A former couture fashion designer, Todd Oldham's work now ranges from film to photography to furniture. He stars in MTV's “Crib Crashers” and frequently appears on the “Today” show. He has also designed dorm furnishings for Target and furniture for La-Z-Boy. A contributing editor to “ReadyMade” magazine, he's developing a television series based on his book, “Handmade Modern: Mid-Century Inspired Projects for Your Home” (Regan, 2005).
Why is do-it-yourself (DIY) so popular?
Todd Oldham: Besides the serious signal that the world is moving away from automation, I think it's a great opportunity when you actually accomplish something and make something that works for you in your life. It's a great joy.
How can homeowners make their own residence a reflection of their individuality, not someone else's sense of style?
Oldham: Take a cue from the way we dress ourselves. We have a defined taste for what we like to wear. Basically we wear a room. We choose colors we feel good in, things that make us happy, textures that feel amazing. Consider the cut of a room, so to speak, the way you would choose a skirt or pants that fit you well.
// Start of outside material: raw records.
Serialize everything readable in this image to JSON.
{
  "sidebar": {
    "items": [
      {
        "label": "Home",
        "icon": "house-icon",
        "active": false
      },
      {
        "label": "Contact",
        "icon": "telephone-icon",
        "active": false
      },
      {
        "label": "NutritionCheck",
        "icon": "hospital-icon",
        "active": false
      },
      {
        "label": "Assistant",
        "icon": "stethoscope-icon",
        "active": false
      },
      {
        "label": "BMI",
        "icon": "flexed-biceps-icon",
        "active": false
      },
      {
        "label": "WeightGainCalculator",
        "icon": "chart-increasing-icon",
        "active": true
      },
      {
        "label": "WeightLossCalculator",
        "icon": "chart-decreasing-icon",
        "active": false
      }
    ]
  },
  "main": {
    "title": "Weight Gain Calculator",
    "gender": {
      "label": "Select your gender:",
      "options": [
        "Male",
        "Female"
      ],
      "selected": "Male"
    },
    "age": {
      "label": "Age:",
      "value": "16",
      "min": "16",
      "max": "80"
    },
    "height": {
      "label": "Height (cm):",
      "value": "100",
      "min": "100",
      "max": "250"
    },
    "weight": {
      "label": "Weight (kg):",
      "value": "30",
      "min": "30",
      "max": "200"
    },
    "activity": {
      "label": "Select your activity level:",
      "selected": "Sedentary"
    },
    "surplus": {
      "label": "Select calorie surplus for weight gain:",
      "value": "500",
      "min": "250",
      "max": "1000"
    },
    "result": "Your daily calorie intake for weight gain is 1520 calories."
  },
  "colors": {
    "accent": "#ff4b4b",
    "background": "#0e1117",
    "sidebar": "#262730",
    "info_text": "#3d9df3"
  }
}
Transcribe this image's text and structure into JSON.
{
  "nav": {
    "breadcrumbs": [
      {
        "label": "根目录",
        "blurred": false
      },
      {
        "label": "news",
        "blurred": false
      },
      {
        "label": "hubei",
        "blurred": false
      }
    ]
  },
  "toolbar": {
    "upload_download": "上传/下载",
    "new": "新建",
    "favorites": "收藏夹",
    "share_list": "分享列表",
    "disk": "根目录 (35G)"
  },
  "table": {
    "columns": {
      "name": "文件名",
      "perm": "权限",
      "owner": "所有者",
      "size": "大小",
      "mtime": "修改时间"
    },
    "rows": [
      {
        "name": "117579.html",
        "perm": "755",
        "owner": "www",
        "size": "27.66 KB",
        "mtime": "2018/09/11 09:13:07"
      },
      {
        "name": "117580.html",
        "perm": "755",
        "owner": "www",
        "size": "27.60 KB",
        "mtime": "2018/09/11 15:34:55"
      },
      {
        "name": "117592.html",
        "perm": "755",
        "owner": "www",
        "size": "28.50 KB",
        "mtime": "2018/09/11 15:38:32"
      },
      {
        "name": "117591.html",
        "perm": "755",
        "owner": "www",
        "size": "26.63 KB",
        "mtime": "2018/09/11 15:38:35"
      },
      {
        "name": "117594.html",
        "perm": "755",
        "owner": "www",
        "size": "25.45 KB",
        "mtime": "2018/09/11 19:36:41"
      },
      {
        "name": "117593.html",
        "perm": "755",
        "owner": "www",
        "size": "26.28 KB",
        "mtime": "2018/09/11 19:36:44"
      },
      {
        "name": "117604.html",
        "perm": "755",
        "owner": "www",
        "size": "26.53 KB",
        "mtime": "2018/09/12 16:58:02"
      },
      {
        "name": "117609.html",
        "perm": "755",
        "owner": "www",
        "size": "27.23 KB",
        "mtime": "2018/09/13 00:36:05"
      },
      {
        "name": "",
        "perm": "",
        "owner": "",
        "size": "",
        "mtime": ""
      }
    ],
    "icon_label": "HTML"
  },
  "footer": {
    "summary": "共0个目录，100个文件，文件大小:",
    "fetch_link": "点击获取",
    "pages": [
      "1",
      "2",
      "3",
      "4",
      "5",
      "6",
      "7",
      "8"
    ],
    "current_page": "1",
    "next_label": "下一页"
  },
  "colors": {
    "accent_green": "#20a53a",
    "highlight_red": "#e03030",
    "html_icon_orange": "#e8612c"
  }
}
Make sure your sofa is comfortable. Don't tolerate things in your home because there are so many things outside the home that we have to put up with. When you're in your home, make sure it's exactly what you want. Style and comfort are only successful when they're hand in hand.
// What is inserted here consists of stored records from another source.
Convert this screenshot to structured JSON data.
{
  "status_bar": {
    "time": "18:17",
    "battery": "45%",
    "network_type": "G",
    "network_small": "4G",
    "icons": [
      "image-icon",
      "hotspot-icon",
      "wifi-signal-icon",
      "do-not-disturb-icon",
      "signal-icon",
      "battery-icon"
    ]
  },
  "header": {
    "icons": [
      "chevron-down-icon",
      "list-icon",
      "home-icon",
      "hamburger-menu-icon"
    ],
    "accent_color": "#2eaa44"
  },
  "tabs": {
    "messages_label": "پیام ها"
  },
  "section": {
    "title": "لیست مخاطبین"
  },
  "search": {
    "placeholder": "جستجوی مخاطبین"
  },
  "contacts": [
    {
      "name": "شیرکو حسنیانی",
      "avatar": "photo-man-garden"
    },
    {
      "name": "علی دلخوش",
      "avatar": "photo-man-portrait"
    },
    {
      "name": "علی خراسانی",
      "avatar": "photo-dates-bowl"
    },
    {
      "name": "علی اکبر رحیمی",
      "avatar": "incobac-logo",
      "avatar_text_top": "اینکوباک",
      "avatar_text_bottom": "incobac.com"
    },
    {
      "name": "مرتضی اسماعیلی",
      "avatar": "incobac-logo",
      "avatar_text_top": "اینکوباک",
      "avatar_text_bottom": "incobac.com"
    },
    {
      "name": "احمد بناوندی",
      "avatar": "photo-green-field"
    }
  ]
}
What can people do to shake up the decor of their homes?
Oldham: Paint is probably the best, cheapest and most bold way to change a room for under $30. Whether you're painting one wall, all the walls or a stripe, it's a great way to seriously change the way a room feels and looks. It's also a great way to build in the equation sign in your situation. Sometimes you need a wall color to link a couple of odd pieces of furniture together. Colors work beautifully in threes. Fuchsia, orange and amber are beautiful together; tulle blue, aqua, forest green are really lovely. You can get a little more foolproof when you stick within the color palette. It's also nice because you can change it again.
How can you get a modern vibe?
Oldham: Choose a different color palette. Start with beautiful wood tones, and add bright colors. You can also reupholster a sofa for under $50 depending on the fabric. With a staple gun, safety pins and fabric, you can really resurrect a sofa and get a look that will last years. You'd be surprised. Pick a fabric with a lot of stretch. Polar fleece is excellent because it's double-sided and has a lot of stretch. Wrap it around the legs and the back, staple it and pin it.
How are fashion and home design similar, different?
Oldham: I think they're similar. My approach to home design is similar to fashion simply because people and rooms have to function in a way clothes and fashion do. Rooms have to function like clothes. Fashion can be something that covers you up or it can be wonderful, full of folly and great personality. Fashion can mean different things to different people. It's made us stand apart and look different because we approach our furniture design as fashion designers.
How do you keep up with what's hot in decorating? Or do you?
Oldham: I don't. I didn't keep up with it when I was in fashion. I like what I like. I get overwhelmed when I see too many magazines so I tend to stay out of that world. I am happy to focus on historical things. I learn a lot from books and incredible design museums such as the beautiful Museum of Modern Art in New York City - they have incredible objects. Or places like the Wolfsonian in Florida, the largest museum devoted to decorative arts; they'll have items like a magnificent railing from Paris in the teens or a pediment off a building. It's really interesting.
What kind of DIY projects do have in your home?
Oldham: I'm constantly at it all the time. It never occurs for me to look for things; I'm a big fan of built-ins. Last night I was up at 1 a.m. hanging Martin Parr photographs. I finally had to respect the neighbors and lay off it.
What are the five essential tools in the DIY toolbox?
Oldham: A hammer with a proper handle, an all-in-one screwdriver with multiple heads, a cordless drill with good power, a jigsaw and good measuring tape.
Designer Todd Oldham suggests decorating your home the way you like to dress yourself. With a sewing machine, some paint and a ton of ingenuity you can transform your home inexpensively. Here are some of Oldham's recommendations:
Use strips of wood-grain contact paper to create a lampshade which “casts a lovely, flattering light on you and your guests.”
Enlarge a 1970s photo mural for an instant window in a dark room. You could try a snowy Alps and/or a lake, but Oldham also finds a blown-up image of the stars at night nifty.
Change the look of a room dramatically by placing carpeting on the diagonal. This way, “corporate carpet tile gets a downright homey angle,” he says.
Recycle a duvet for a “Pet Lounge,” a cushion for your favorite canine or feline. Miter striped fabric for the cover.
Utilize a silverware tray to organize makeup, jewelry and other baubles. Line the tray to give it a Mondrian effect.
Source: Handmade Modern